We invite you to get creative writing about a myth!
FREE RESOURCES FOR YOU!
1. Stimulus Images
This file includes key words and images to help inspire ideas.
This file includes extracts from literature for your pleasure. They each include an element that links to this week's theme. Reading them will provide excellent examples of how to write about the theme as well as give you a chance to enjoy some amazing literary moments.
This week we also have Jabberwocky Graphic Text activity for you to enjoy.
Write like Roald Dahl with this The Witches activity.
Create a feminist re-telling of a myth using One Thousand and One Nights.
You might use an existing legend, a mythical beast or a story you already enjoy to be the base for your mythical writing.
You might change an ending, give a minor character a major role or make an evil beast misunderstood.
Or you might invent your own myth from scratch!
For this challenge, you might visit an online museum virtual tour to find out about an ancient legend.
You might ask your family or guardians about local legends and local mythical creatures.
Once again, we invite your writing to be in different forms. You might write or create:
A graphic story / comic
Read and look through the stimulus material to help you come up with ideas.
Plan your work to help you think through what you want to create.
Use a dictionary and a thesaurus to help with vocabulary and spellings.
This time, you can come up with your own title if you want to - but included in the stimulus material there is a activity based on The Witches and an Advanced Activity too. You might also enjoy some drawing and colouring with The Jabberwocky. You can do this if you want to.
Possible titles might be:
Me and Medusa
The Legend of The ...
This challenge's criteria:
1. Word count
No more than 600 words or two pages if a graphic text
2. To describe a mythical creature or place in detail
This means to use powerful vocabulary to create vivid descriptions.
You might challenge yourself to:
Include similes, metaphors and personification
Use pathetic fallacy
Use different senses to give your writing depth
3. To use imperatives, direct address and ordinary sounding facts
More information about these three techniques can be found in The Witches activity.
It means using your narrator and narrative voice to sound authoritative - so you sound believable.

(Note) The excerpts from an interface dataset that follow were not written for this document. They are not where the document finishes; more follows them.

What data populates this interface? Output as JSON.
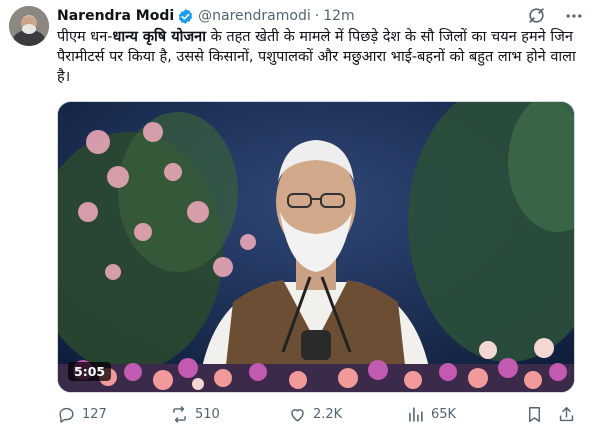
{
  "author": {
    "name": "Narendra Modi",
    "handle": "@narendramodi",
    "separator": "·",
    "time": "12m"
  },
  "tweet": {
    "text_before": "पीएम धन-",
    "text_bold": "धान्य कृषि योजना",
    "text_after": " के तहत खेती के मामले में पिछड़े देश के सौ जिलों का चयन हमने जिन पैरामीटर्स पर किया है, उससे किसानों, पशुपालकों और मछुआरा भाई-बहनों को बहुत लाभ होने वाला है।"
  },
  "media": {
    "duration": "5:05"
  },
  "actions": {
    "replies": "127",
    "reposts": "510",
    "likes": "2.2K",
    "views": "65K"
  },
  "colors": {
    "text": "#0f1419",
    "secondary": "#536471",
    "verified_blue": "#1d9bf0",
    "repost_green": "#00ba7c"
  },
  "icons": [
    "verified-badge-icon",
    "grok-icon",
    "more-icon",
    "reply-icon",
    "repost-icon",
    "like-icon",
    "views-icon",
    "bookmark-icon",
    "share-icon"
  ]
}
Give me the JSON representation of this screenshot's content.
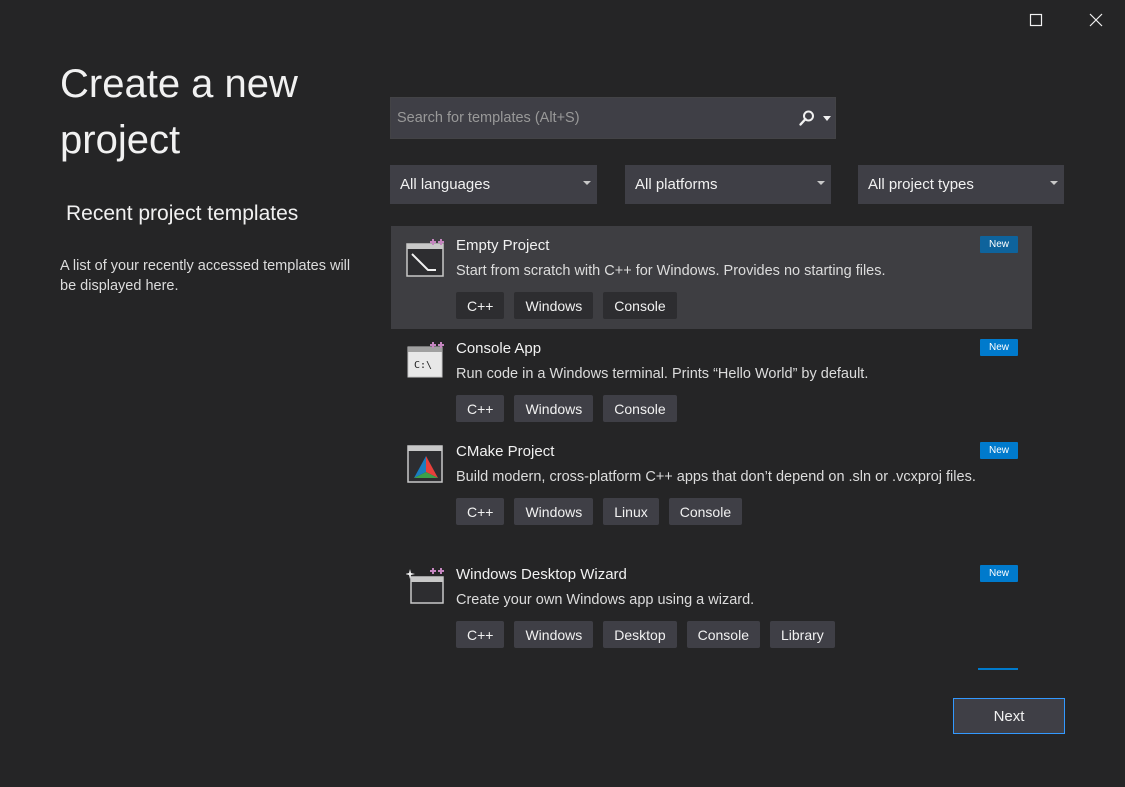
{
  "window": {
    "maximize_icon": "maximize-icon",
    "close_icon": "close-icon"
  },
  "left": {
    "title": "Create a new project",
    "recent_title": "Recent project templates",
    "recent_desc": "A list of your recently accessed templates will be displayed here."
  },
  "search": {
    "placeholder": "Search for templates (Alt+S)",
    "value": ""
  },
  "filters": {
    "language": "All languages",
    "platform": "All platforms",
    "project_type": "All project types"
  },
  "templates": [
    {
      "name": "Empty Project",
      "description": "Start from scratch with C++ for Windows. Provides no starting files.",
      "badge": "New",
      "icon": "empty-project-icon",
      "tags": [
        "C++",
        "Windows",
        "Console"
      ],
      "selected": true
    },
    {
      "name": "Console App",
      "description": "Run code in a Windows terminal. Prints “Hello World” by default.",
      "badge": "New",
      "icon": "console-app-icon",
      "tags": [
        "C++",
        "Windows",
        "Console"
      ],
      "selected": false
    },
    {
      "name": "CMake Project",
      "description": "Build modern, cross-platform C++ apps that don’t depend on .sln or .vcxproj files.",
      "badge": "New",
      "icon": "cmake-project-icon",
      "tags": [
        "C++",
        "Windows",
        "Linux",
        "Console"
      ],
      "selected": false
    },
    {
      "name": "Windows Desktop Wizard",
      "description": "Create your own Windows app using a wizard.",
      "badge": "New",
      "icon": "windows-desktop-wizard-icon",
      "tags": [
        "C++",
        "Windows",
        "Desktop",
        "Console",
        "Library"
      ],
      "selected": false
    }
  ],
  "footer": {
    "next_label": "Next"
  },
  "colors": {
    "background": "#252526",
    "surface": "#3f3f46",
    "selected": "#3e3e42",
    "accent": "#007acc",
    "plus_accent": "#c586c0"
  }
}
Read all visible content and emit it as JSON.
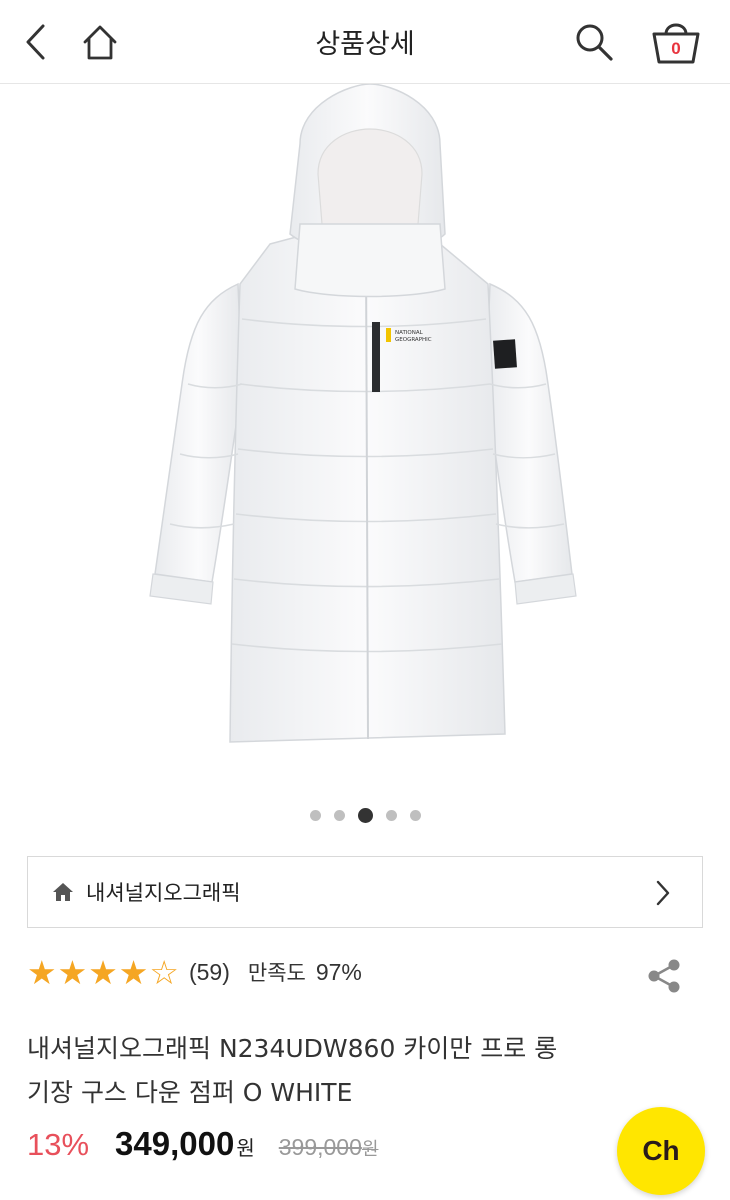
{
  "header": {
    "title": "상품상세",
    "cart_count": "0",
    "icons": [
      "back-arrow-icon",
      "home-icon",
      "search-icon",
      "shopping-basket-icon"
    ]
  },
  "carousel": {
    "total": 5,
    "active_index": 2
  },
  "brand": {
    "name": "내셔널지오그래픽",
    "icons": [
      "home-icon",
      "chevron-right-icon"
    ]
  },
  "rating": {
    "stars_filled": 4,
    "stars_total": 5,
    "review_count": "(59)",
    "satisfaction_label": "만족도",
    "satisfaction_value": "97%"
  },
  "product": {
    "title_line1": "내셔널지오그래픽 N234UDW860 카이만 프로 롱",
    "title_line2": "기장 구스 다운 점퍼 O WHITE"
  },
  "price": {
    "discount": "13%",
    "sale": "349,000",
    "won": "원",
    "original": "399,000",
    "original_won": "원"
  },
  "chat_button": {
    "label": "Ch"
  },
  "colors": {
    "accent_red": "#e8505b",
    "star": "#f5a623",
    "chat_yellow": "#ffe600"
  }
}
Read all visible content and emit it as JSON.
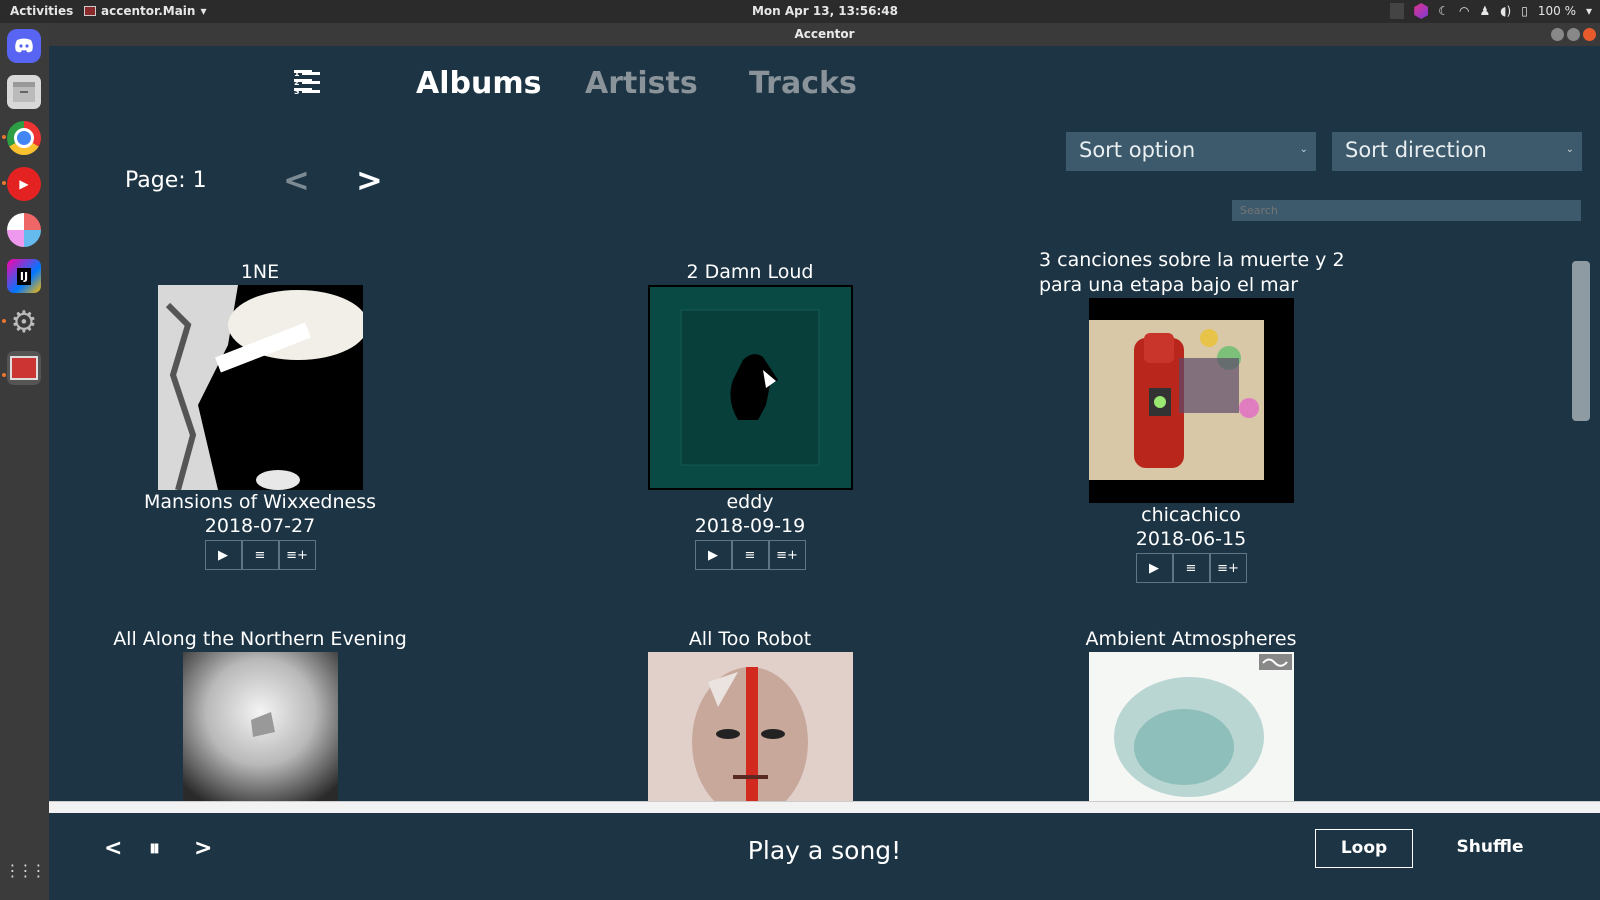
{
  "system": {
    "activities": "Activities",
    "app_menu": "accentor.Main",
    "clock": "Mon Apr 13, 13:56:48",
    "battery": "100 %"
  },
  "window": {
    "title": "Accentor"
  },
  "nav": {
    "tabs": [
      {
        "label": "Albums",
        "active": true
      },
      {
        "label": "Artists",
        "active": false
      },
      {
        "label": "Tracks",
        "active": false
      }
    ]
  },
  "controls": {
    "sort_option": "Sort option",
    "sort_direction": "Sort direction",
    "search_placeholder": "Search",
    "page_label": "Page: 1",
    "prev": "<",
    "next": ">"
  },
  "albums": [
    {
      "title": "1NE",
      "artist": "Mansions of Wixxedness",
      "date": "2018-07-27"
    },
    {
      "title": "2 Damn Loud",
      "artist": "eddy",
      "date": "2018-09-19"
    },
    {
      "title": "3 canciones sobre la muerte y 2 para una etapa bajo el mar",
      "artist": "chicachico",
      "date": "2018-06-15"
    },
    {
      "title": "All Along the Northern Evening",
      "artist": "",
      "date": ""
    },
    {
      "title": "All Too Robot",
      "artist": "",
      "date": ""
    },
    {
      "title": "Ambient Atmospheres",
      "artist": "",
      "date": ""
    }
  ],
  "album_actions": {
    "play": "▶",
    "queue": "≡",
    "add": "≡+"
  },
  "player": {
    "prev": "<",
    "pause": "⏸",
    "next": ">",
    "now_playing": "Play a song!",
    "loop": "Loop",
    "shuffle": "Shuffle"
  },
  "colors": {
    "background": "#1c3444",
    "control": "#3c5a6b",
    "accent_text": "#ffffff",
    "muted_text": "#8a9399"
  }
}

4. Control the accuracy and effect of your writing
This means to use paragraphs, punctuation and vocabulary as accurately as you can.
You might challenge yourself by:
Using single word or single sentence paragraphs / stanzas to emphasise something or to create a specific feeling
Use a semi-colon to connect ideas together
Using compound words to create a new feeling. This means putting two words of your choice together to create a new description. For example: I could use 'honey-silk' to describe the texture of a cloak or dress.